TASK: Search the material for "Studio" and show all lines that contain it.

--- SUPPLIED RECORDS Enclosed Below ---

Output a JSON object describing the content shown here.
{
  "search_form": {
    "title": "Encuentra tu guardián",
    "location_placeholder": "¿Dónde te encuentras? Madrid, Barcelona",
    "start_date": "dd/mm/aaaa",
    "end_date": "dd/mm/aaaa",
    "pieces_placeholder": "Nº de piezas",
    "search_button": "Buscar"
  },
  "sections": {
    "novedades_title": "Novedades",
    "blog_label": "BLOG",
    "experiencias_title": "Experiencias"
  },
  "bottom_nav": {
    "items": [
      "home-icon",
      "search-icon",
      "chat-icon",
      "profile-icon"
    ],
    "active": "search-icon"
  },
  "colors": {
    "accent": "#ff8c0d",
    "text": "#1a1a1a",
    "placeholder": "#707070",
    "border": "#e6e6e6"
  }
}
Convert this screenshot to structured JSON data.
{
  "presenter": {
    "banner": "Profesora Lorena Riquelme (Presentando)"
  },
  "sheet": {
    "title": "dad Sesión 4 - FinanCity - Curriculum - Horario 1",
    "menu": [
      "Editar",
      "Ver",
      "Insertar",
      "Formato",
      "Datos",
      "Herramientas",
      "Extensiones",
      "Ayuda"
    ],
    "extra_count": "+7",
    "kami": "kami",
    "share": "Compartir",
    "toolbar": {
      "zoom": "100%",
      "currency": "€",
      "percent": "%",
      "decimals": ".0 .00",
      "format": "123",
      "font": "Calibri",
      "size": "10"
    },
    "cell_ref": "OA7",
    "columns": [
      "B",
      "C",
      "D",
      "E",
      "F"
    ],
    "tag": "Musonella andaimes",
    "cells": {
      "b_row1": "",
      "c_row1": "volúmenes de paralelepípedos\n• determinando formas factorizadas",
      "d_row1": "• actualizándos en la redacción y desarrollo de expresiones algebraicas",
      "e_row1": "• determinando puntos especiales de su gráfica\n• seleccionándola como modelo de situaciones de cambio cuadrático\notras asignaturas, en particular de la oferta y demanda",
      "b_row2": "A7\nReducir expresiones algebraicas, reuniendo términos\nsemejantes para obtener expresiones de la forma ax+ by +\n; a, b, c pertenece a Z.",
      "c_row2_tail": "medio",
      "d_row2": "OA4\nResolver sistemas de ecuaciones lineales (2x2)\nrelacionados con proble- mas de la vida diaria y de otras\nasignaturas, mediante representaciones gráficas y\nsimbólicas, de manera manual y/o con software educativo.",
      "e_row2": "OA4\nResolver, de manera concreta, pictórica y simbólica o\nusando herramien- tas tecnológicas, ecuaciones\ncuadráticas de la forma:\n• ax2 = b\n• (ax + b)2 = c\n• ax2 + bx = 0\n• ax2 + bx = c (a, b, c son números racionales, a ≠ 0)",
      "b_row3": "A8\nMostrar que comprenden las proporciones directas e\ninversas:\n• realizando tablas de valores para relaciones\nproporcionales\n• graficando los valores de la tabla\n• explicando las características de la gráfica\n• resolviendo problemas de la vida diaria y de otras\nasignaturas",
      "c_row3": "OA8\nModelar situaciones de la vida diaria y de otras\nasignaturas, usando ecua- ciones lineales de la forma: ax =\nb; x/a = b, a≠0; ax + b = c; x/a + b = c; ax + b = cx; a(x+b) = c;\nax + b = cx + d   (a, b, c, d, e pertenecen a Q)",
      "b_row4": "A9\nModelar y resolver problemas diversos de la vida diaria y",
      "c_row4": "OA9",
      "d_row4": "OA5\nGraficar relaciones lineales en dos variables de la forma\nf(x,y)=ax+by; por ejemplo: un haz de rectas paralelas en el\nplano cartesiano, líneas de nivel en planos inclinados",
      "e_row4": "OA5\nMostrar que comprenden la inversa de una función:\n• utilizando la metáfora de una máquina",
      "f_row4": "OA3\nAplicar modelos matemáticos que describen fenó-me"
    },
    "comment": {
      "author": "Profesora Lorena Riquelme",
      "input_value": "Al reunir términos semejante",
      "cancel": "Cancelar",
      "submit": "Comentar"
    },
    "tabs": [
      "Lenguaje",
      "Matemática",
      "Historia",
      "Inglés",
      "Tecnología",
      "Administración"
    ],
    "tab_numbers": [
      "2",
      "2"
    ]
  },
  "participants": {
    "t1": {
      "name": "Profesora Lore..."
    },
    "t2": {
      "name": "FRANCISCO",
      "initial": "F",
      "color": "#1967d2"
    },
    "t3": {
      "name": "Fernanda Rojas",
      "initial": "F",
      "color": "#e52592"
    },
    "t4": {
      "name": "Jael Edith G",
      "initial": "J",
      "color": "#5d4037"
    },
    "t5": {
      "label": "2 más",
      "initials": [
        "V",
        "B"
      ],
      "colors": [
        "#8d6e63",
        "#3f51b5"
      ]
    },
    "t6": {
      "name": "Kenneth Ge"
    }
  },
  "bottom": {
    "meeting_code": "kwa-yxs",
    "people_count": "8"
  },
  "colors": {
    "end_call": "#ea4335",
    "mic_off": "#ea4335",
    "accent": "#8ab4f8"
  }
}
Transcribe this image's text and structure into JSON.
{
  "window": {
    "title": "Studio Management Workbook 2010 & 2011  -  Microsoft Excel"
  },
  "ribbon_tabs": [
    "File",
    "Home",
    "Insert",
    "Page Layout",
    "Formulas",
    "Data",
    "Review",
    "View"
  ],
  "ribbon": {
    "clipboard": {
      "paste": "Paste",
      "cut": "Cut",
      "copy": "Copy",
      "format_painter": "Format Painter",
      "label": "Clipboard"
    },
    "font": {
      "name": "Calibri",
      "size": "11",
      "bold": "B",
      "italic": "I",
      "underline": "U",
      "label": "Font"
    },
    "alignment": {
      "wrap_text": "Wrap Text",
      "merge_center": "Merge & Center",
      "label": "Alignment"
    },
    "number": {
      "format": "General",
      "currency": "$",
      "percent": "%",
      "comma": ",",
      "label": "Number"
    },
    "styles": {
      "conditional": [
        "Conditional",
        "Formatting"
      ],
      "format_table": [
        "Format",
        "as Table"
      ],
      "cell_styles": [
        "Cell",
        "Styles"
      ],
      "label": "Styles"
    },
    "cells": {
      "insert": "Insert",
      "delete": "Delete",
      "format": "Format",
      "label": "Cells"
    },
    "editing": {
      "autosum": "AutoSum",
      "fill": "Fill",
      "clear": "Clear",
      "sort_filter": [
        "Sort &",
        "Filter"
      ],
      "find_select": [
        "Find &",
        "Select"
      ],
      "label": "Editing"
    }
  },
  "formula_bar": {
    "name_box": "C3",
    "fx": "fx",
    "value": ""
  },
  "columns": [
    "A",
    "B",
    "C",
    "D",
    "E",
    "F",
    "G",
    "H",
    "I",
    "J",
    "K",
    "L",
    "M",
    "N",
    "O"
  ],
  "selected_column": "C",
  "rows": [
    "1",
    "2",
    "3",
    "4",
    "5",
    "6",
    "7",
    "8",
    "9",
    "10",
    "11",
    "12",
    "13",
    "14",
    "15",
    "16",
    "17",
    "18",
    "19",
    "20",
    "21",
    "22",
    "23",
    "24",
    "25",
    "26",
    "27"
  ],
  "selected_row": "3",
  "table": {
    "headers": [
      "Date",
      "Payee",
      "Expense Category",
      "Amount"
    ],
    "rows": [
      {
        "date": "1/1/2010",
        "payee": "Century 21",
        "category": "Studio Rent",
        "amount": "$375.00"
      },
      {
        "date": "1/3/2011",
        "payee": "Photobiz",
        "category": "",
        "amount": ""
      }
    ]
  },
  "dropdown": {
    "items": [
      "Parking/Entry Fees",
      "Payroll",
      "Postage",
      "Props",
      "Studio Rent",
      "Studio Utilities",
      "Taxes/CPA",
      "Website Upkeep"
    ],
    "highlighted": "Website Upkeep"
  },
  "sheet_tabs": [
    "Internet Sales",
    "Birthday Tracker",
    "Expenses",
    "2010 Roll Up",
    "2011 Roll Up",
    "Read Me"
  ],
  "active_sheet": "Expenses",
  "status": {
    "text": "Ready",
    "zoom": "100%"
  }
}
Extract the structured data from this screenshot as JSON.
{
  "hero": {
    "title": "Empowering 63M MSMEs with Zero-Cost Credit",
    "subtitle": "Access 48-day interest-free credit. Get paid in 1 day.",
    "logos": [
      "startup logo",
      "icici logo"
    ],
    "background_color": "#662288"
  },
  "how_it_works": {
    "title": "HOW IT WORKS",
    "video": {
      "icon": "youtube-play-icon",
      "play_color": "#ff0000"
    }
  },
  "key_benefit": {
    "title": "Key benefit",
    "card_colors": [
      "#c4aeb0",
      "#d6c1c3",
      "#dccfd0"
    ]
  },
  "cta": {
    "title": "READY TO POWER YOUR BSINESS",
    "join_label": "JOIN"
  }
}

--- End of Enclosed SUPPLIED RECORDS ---

THE ANSWER:
    "title": "Studio Management Workbook 2010 & 2011  -  Microsoft Excel"
        "category": "Studio Rent",
      "Studio Rent",
      "Studio Utilities",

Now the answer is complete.